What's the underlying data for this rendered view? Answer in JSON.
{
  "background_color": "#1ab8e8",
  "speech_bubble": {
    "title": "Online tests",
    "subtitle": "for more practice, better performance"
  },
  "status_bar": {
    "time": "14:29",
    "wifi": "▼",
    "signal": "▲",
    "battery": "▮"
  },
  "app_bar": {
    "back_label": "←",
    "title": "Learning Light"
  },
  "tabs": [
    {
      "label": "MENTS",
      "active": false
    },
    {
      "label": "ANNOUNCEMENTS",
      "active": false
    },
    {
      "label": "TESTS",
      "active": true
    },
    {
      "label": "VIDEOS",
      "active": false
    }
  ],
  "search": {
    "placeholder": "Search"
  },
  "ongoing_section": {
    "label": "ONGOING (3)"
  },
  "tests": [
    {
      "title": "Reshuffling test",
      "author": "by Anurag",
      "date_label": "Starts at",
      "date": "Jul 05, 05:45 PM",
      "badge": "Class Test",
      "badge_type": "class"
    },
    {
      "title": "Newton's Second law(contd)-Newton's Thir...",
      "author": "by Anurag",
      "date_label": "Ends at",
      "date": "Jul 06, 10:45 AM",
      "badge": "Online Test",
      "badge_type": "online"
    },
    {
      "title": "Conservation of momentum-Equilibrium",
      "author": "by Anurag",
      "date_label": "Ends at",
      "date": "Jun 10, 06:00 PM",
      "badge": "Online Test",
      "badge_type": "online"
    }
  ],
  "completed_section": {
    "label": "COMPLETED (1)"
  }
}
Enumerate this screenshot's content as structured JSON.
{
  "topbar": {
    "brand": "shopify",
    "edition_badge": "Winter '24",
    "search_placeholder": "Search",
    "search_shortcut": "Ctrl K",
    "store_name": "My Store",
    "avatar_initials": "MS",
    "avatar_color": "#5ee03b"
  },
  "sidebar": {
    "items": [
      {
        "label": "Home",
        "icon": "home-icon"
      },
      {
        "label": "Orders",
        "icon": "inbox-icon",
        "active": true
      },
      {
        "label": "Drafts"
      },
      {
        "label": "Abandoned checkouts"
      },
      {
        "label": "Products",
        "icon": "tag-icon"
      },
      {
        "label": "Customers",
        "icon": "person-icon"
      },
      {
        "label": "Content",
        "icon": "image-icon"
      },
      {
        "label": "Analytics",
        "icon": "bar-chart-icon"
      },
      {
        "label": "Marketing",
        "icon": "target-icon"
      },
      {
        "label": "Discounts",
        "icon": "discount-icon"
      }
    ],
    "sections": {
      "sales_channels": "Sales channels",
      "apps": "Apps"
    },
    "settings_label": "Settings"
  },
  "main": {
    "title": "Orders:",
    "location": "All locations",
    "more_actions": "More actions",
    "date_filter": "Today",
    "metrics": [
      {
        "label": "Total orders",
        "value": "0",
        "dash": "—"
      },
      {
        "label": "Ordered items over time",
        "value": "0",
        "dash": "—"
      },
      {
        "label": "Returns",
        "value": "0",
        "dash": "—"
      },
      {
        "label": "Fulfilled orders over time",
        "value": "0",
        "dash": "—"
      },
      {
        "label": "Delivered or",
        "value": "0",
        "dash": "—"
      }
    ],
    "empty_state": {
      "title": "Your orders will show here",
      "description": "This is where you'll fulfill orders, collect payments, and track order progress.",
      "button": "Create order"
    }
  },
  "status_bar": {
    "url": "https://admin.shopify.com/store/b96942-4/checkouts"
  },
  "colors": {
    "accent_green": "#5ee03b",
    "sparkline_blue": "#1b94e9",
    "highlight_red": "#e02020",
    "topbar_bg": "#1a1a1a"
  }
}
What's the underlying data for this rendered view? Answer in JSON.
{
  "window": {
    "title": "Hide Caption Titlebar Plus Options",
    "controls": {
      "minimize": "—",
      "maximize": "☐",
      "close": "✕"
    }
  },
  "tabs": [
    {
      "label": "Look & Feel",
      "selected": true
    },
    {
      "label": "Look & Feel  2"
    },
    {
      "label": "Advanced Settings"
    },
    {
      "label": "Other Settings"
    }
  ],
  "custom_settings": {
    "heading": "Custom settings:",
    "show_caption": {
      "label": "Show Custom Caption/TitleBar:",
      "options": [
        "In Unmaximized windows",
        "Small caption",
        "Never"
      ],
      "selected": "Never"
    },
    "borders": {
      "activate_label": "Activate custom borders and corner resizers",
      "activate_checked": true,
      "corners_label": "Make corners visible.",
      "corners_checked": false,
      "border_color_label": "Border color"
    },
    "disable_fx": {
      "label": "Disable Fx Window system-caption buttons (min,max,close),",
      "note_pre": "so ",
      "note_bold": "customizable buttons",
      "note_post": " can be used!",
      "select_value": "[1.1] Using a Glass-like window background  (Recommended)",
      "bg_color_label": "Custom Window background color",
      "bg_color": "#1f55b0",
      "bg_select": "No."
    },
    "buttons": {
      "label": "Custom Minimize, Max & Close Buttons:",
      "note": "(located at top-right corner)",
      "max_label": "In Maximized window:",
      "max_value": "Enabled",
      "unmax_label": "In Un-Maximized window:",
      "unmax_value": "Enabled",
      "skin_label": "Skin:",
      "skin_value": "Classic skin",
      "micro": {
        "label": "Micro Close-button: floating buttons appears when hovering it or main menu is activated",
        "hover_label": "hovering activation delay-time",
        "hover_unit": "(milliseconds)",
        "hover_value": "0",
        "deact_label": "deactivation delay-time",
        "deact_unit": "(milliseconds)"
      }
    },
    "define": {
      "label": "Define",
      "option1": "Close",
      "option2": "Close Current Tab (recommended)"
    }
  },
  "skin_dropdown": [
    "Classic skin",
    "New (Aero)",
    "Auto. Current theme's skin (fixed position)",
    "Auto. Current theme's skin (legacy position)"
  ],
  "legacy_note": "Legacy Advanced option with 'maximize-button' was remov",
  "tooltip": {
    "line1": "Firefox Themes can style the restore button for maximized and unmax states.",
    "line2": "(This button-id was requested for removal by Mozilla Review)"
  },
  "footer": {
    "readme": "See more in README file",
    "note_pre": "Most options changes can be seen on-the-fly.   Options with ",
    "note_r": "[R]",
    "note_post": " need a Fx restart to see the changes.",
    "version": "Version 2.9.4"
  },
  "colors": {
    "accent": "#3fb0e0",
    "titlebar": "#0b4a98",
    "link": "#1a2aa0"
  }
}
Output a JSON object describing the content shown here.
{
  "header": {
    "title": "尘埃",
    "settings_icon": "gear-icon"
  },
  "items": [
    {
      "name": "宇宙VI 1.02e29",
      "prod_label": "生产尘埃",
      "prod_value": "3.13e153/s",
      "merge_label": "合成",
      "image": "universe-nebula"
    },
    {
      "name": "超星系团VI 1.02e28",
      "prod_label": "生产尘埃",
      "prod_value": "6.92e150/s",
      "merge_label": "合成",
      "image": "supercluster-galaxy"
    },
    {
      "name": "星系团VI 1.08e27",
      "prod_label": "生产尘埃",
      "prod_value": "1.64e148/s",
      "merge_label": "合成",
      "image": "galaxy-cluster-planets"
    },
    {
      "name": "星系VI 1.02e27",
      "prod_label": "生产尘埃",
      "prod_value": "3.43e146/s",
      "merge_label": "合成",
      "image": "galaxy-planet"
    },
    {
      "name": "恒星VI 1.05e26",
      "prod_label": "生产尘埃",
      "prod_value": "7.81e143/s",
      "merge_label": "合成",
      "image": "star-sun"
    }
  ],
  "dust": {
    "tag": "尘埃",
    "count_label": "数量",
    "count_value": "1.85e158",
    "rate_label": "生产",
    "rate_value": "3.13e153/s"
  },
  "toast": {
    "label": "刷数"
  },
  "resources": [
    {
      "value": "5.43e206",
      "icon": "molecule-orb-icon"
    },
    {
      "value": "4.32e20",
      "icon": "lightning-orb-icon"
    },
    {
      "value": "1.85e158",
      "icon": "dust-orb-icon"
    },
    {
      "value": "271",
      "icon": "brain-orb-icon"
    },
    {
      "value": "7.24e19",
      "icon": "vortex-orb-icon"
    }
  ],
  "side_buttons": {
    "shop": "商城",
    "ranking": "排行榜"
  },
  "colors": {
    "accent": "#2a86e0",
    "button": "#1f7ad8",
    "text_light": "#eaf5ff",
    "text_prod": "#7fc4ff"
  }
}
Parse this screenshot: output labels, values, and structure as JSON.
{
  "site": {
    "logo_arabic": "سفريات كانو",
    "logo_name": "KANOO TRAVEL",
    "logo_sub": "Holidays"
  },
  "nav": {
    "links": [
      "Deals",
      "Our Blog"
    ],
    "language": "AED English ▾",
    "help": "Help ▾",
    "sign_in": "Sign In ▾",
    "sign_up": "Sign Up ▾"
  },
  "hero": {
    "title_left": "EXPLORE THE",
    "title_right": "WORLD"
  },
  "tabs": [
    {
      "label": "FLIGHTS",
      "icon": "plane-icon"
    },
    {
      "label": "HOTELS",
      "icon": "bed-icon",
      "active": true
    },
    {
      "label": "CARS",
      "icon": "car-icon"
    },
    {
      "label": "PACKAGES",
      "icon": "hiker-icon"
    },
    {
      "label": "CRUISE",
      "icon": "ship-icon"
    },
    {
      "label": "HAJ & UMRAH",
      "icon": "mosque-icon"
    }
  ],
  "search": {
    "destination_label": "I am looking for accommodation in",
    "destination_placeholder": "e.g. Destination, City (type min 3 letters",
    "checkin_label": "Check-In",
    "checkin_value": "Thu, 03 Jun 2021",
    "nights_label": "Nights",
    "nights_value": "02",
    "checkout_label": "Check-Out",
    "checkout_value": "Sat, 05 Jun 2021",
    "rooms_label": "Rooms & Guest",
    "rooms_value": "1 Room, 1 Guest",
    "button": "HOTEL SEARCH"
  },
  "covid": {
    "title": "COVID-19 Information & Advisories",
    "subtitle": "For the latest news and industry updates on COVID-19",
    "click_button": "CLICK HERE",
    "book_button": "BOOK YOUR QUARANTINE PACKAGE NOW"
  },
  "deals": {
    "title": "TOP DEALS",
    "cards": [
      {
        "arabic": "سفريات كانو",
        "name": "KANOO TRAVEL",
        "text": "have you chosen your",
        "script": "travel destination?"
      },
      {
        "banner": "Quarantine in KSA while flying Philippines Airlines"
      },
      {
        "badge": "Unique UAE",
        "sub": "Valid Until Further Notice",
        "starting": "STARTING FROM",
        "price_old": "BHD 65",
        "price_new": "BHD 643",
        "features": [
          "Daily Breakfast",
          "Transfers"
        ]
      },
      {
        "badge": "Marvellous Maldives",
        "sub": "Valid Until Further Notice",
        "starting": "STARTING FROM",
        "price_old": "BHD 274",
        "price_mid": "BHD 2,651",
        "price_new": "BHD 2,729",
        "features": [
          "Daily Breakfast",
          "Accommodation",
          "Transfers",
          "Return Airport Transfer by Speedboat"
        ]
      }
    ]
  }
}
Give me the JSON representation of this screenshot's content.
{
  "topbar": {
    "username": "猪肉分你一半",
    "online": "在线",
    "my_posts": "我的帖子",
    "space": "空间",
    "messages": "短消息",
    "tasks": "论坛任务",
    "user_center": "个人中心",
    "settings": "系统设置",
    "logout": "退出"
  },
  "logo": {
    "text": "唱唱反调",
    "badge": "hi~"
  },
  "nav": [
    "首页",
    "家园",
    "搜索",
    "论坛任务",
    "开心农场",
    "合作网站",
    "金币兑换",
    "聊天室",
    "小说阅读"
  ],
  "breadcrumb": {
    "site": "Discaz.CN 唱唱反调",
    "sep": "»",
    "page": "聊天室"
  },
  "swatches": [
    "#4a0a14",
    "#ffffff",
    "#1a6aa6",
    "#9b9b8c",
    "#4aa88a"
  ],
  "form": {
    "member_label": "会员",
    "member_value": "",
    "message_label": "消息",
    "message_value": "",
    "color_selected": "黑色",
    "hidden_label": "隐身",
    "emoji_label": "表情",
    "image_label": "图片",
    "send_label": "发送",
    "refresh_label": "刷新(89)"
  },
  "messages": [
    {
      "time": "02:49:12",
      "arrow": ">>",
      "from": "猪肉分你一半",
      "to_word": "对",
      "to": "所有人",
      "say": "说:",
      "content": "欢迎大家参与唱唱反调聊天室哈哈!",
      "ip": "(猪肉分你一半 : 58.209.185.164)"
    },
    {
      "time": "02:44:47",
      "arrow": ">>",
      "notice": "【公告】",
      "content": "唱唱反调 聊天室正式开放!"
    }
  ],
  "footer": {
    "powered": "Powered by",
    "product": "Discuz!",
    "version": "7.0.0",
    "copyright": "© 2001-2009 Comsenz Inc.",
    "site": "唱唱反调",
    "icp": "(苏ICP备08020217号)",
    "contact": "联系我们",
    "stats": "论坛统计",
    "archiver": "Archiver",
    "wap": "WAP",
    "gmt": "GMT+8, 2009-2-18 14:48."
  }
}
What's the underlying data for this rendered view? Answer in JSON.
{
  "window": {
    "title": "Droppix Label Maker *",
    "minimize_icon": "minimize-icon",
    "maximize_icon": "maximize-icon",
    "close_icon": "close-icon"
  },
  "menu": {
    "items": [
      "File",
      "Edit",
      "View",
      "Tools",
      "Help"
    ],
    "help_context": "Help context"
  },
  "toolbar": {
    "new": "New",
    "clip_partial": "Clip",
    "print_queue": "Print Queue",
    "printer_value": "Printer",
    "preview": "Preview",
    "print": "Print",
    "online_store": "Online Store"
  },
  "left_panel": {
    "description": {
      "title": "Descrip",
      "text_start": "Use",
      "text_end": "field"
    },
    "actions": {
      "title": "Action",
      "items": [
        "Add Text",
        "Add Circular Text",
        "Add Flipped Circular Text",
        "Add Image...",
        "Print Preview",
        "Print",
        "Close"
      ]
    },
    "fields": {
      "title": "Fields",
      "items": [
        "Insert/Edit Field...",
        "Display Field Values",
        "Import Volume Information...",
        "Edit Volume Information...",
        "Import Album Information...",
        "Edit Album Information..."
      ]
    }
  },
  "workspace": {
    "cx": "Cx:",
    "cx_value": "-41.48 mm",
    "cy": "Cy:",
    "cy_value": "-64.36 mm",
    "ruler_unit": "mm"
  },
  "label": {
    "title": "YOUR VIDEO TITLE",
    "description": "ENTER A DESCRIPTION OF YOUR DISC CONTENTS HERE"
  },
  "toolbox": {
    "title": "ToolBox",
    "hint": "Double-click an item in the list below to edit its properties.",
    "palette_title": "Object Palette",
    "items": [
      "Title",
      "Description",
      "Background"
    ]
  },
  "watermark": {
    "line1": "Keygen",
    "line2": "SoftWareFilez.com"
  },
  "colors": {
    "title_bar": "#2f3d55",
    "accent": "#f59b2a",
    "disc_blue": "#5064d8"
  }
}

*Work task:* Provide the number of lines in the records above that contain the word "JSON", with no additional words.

*Your response:* 7